Leigh: The one thing I can say is, don’t be daunted by rejections. Use them. I had no experience in writing whatsoever. I had no idea what I was doing, other than, Hey, I’m gonna write a book! Learning to write a really good book is not easy. It’s hard to get the right feedback. Some people are gonna give you good feedback, some people are gonna give you bad feedback. But generally you can look at your rejection letters and use those to then rewrite the book. I rewrote She Can Run five times from beginning to end. And I kind of used that one book as my work-in-process—this is how I was going to learn how to structure a novel, how to pace a novel, how to do characterization. (I bolded my favorite sentence.) If you want other tasty tidbits, check out the rest of the article.
I’m prepping for the querying process and found this great article with a compilation of agent’s pet peeves while reading the slush pile.
Here’s a Tumbler link for a manuscript wish list for agents and editors. I love to read it as it gives me a huge dose of hope, not to mention additional agent names to add to my query list.
Here’s the good news, I finished my WIP on August 23rd with a word count of 88,000 words. I’m thrilled, but nervous about the editing portion.
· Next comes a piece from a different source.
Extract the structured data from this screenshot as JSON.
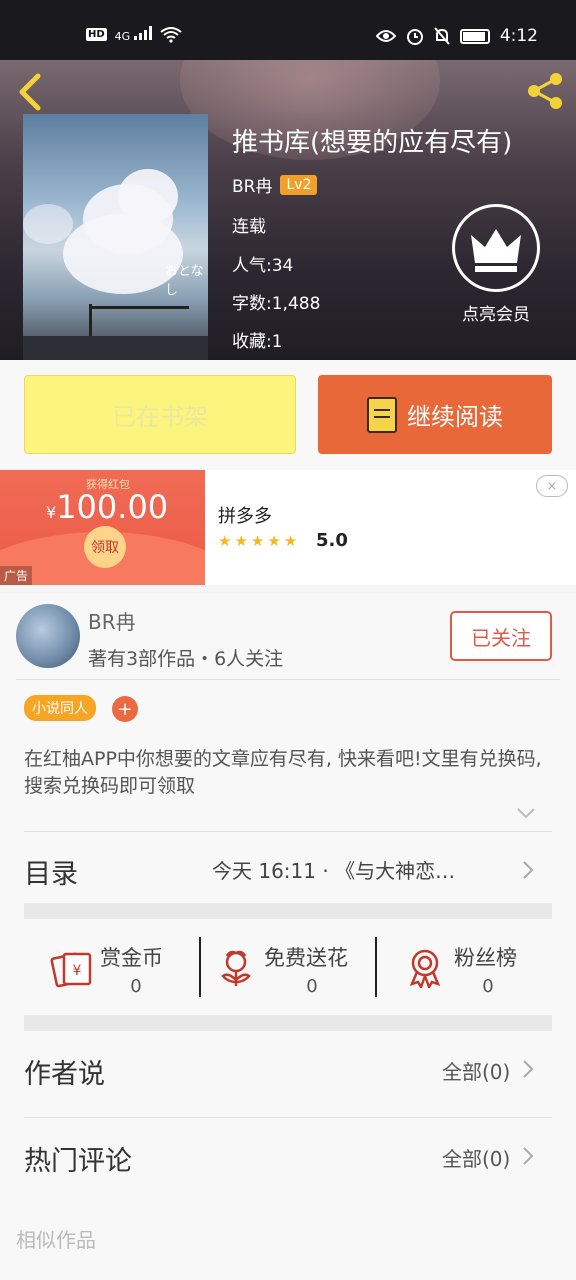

My last manuscript, I really struggled with how to edit, but this time around I think I have a better understanding of how to do it. I know some of my writer friends hire an editor, but that’s not an option for me, at least for now. Thankfully, I have a wonderful critique partner, willing beta readers, and my mother in law is a technical writer, so she’ll be able to catch the grammar/punctuation errors that I’ll miss. I’ll keep y’all updated about the process and if I learn any new tips.
Moving on to another subject….
Recently, I spoke with a writer friend who dropped $900 on an editor . (This is the second paid editor for this manuscript.) He told me he isn’t going to take her advice to cut 25,000 to 35,000 words from his 135k word manuscript or her advice to change it from new adult to young adult. This isn’t the first time he’s heard this advice, several other agents and editors have said the same thing. This is his 37th time editing the novel, either with a professional or on his own. He’s going to make one more round of queries and then is going to publish it himself.
Here’s what I’m wondering…
Why bother with spending the money when you aren’t willing to take the advice from INDUSTRY PROFESSIONALS?
The ironic thing is that he doesn’t understand why he’s being rejected. I asked him if it could possibly be his word count and he said, “Nope.” I kid you not. Then I asked him if he thought it was because it should be YA instead and he repeated his answer. Seriously, I about fainted. I mean he’s lucky enough to receive feedback and I feel he doesn’t put any value in it.
However, I’m not sure he’s alone. In some ways, I wonder if I’m a little like him, blind to the important critiques and only willing to focus on the small things. It’s easier to solve small problems, like adding a coma, instead of large ones, like cutting 25,000 words. After a few days of reflecting on this experience, I’ve decided to pay more attention to my critiques and make sure I’m not trying to dodge the big things. I’m hoping it will make me a better writer and after all isn’t that what we all want.
What about you, do you think you focus only on the small issues and ignore the larger ones?
The fine folks over at SavvyAuthors.com has signed up a bunch of editors and agents willing to take pitches, today, tomorrow, and over the next few months. If your manuscript is not in the best possible shape, I still recommend stopping over there to take a peek at their resources. Although, they’re mainly geared towards romance, they offer great workshops and resources for a wide variety of genres.